▸ **Task goal**:
All lines holding the string "response" should be copied from the data below.
********************
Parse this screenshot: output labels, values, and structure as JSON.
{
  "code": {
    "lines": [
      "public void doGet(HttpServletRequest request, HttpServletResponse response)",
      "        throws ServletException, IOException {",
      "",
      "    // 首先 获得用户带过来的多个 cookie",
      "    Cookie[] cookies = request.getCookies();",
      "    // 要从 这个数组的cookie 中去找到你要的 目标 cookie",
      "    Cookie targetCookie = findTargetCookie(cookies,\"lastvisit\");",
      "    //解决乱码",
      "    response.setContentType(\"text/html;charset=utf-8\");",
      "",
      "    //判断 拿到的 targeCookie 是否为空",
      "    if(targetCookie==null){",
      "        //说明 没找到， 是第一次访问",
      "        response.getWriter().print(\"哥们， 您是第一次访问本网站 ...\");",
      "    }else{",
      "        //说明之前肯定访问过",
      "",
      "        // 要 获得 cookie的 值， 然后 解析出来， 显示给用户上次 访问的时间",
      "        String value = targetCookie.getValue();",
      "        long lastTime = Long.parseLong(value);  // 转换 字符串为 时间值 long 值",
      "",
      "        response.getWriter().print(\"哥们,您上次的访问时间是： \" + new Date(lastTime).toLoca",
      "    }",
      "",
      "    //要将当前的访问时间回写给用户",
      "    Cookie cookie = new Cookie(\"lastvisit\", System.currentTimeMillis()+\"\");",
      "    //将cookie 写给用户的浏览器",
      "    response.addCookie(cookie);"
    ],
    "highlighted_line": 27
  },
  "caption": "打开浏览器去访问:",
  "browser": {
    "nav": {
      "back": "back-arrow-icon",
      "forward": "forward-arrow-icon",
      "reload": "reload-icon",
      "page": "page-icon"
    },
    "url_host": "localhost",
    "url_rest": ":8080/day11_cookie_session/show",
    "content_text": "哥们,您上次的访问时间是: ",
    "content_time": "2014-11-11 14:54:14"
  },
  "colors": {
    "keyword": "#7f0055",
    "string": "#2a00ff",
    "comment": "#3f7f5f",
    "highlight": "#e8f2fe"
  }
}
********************
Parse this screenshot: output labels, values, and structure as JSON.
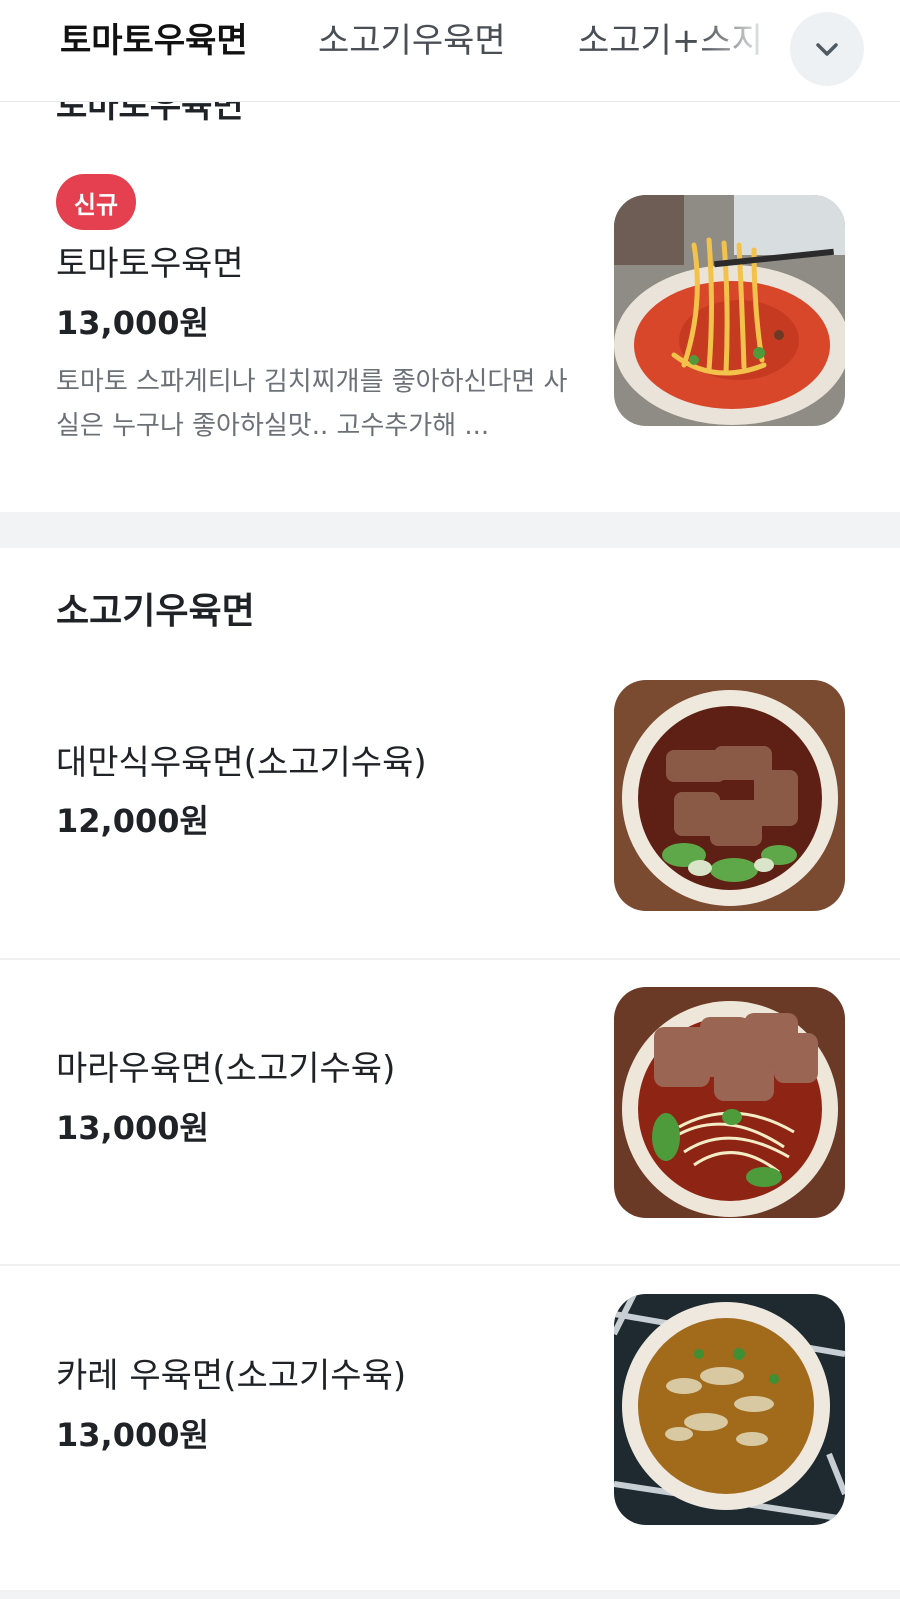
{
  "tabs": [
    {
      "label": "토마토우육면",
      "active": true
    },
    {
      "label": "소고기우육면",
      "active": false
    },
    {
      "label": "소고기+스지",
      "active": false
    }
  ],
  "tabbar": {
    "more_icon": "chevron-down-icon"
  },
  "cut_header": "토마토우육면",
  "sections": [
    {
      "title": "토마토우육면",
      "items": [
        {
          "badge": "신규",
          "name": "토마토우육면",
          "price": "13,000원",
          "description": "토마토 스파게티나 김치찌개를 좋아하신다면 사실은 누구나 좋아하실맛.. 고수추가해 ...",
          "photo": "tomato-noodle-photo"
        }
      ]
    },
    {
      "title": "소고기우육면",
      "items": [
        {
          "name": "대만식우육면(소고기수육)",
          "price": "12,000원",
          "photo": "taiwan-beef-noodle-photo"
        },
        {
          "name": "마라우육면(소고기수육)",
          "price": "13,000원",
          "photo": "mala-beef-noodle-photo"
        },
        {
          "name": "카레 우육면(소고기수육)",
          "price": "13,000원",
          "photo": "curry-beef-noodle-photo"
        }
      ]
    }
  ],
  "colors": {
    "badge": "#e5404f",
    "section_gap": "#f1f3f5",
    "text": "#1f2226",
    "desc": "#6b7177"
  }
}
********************
▸ **Task result**:
      "public void doGet(HttpServletRequest request, HttpServletResponse response)",
      "    response.setContentType(\"text/html;charset=utf-8\");",
      "        response.getWriter().print(\"哥们， 您是第一次访问本网站 ...\");",
      "        response.getWriter().print(\"哥们,您上次的访问时间是： \" + new Date(lastTime).toLoca",
      "    response.addCookie(cookie);"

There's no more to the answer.